(Collected data)
========

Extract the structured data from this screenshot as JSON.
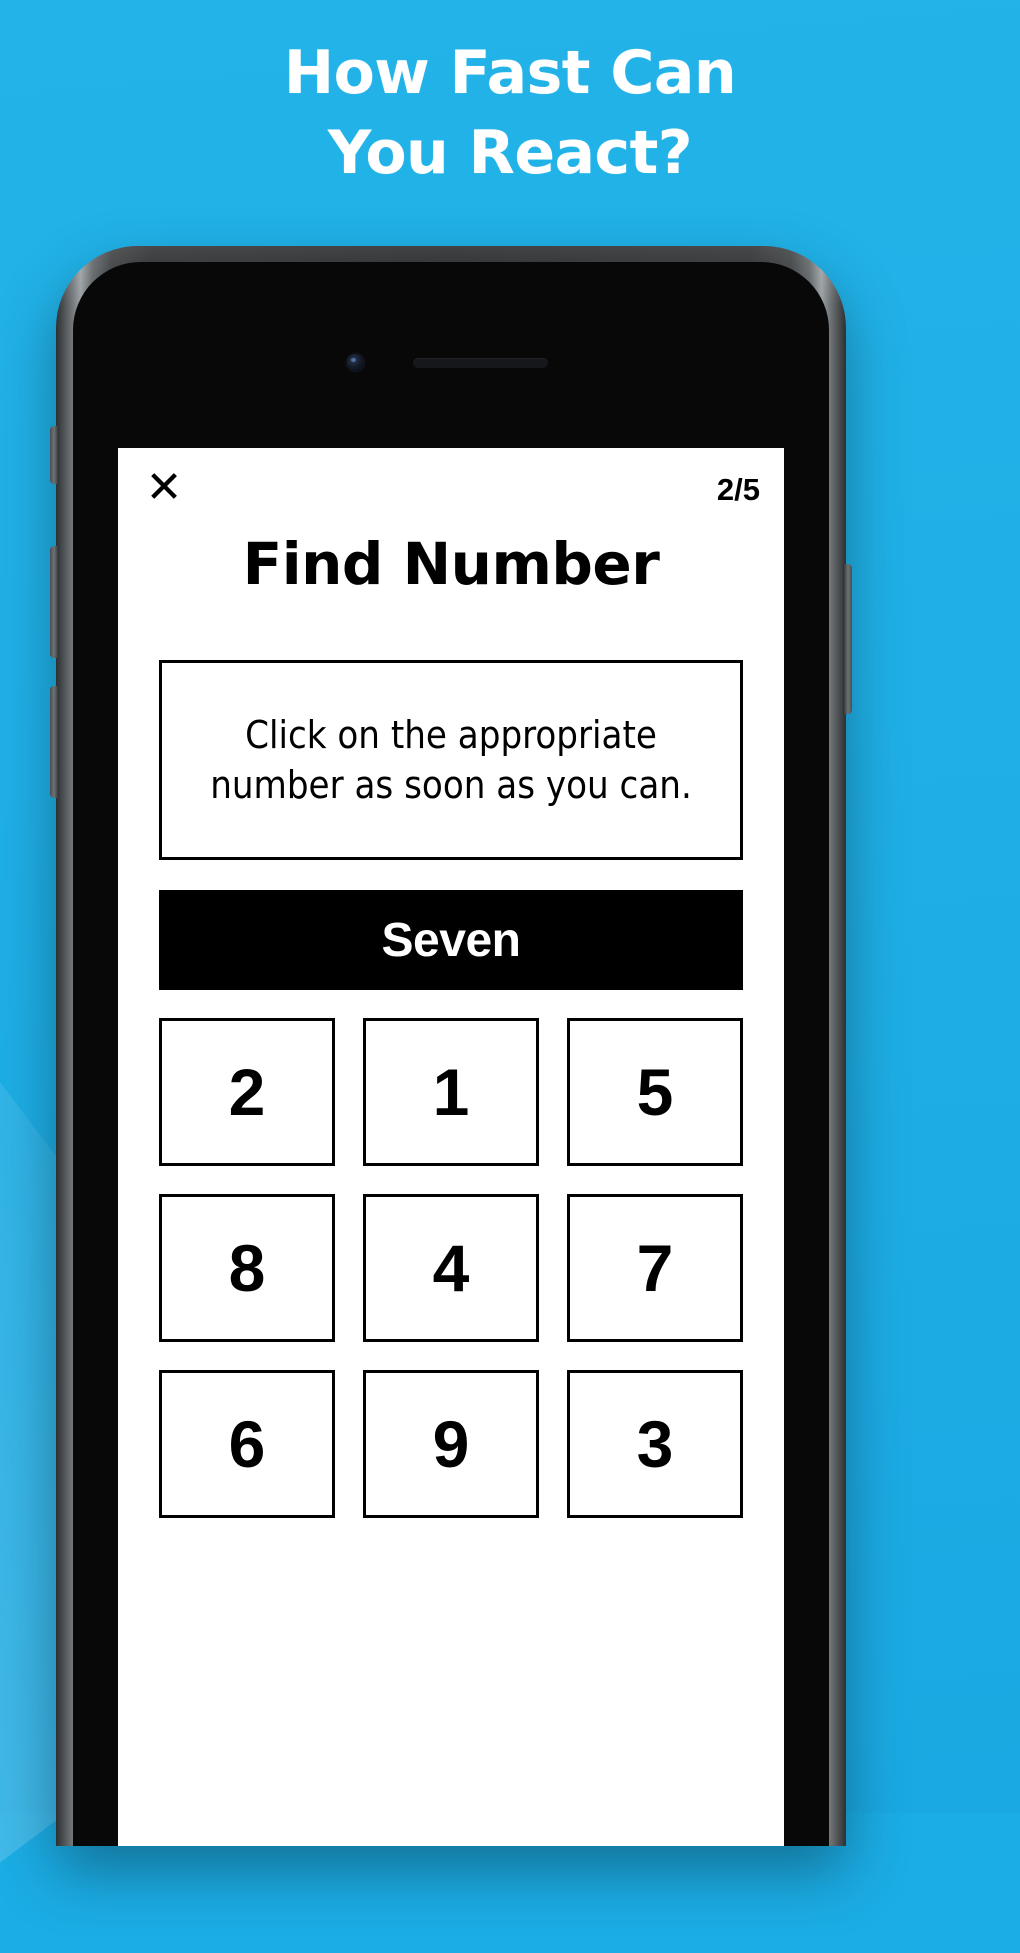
{
  "background": {
    "color_primary": "#1fb0e7",
    "color_accent": "#5bc8ee"
  },
  "headline": {
    "line1": "How Fast Can",
    "line2": "You React?",
    "color": "#ffffff"
  },
  "phone": {
    "frame_color": "#1c1e20",
    "bezel_color": "#080809",
    "screen_background": "#ffffff",
    "hardware": {
      "camera": "camera-lens",
      "speaker": "earpiece-speaker",
      "buttons": [
        "silent-switch",
        "volume-up",
        "volume-down",
        "power"
      ]
    }
  },
  "app": {
    "close_label": "✕",
    "page_counter": "2/5",
    "title": "Find Number",
    "instruction": "Click on the appropriate number as soon as you can.",
    "prompt_word": "Seven",
    "prompt_bar_background": "#000000",
    "prompt_text_color": "#ffffff",
    "tiles": [
      {
        "value": "2"
      },
      {
        "value": "1"
      },
      {
        "value": "5"
      },
      {
        "value": "8"
      },
      {
        "value": "4"
      },
      {
        "value": "7"
      },
      {
        "value": "6"
      },
      {
        "value": "9"
      },
      {
        "value": "3"
      }
    ]
  }
}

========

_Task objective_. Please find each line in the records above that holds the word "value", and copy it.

_Task solution_.
        "value": "2"
        "value": "1"
        "value": "5"
        "value": "8"
        "value": "4"
        "value": "7"
        "value": "6"
        "value": "9"
        "value": "3"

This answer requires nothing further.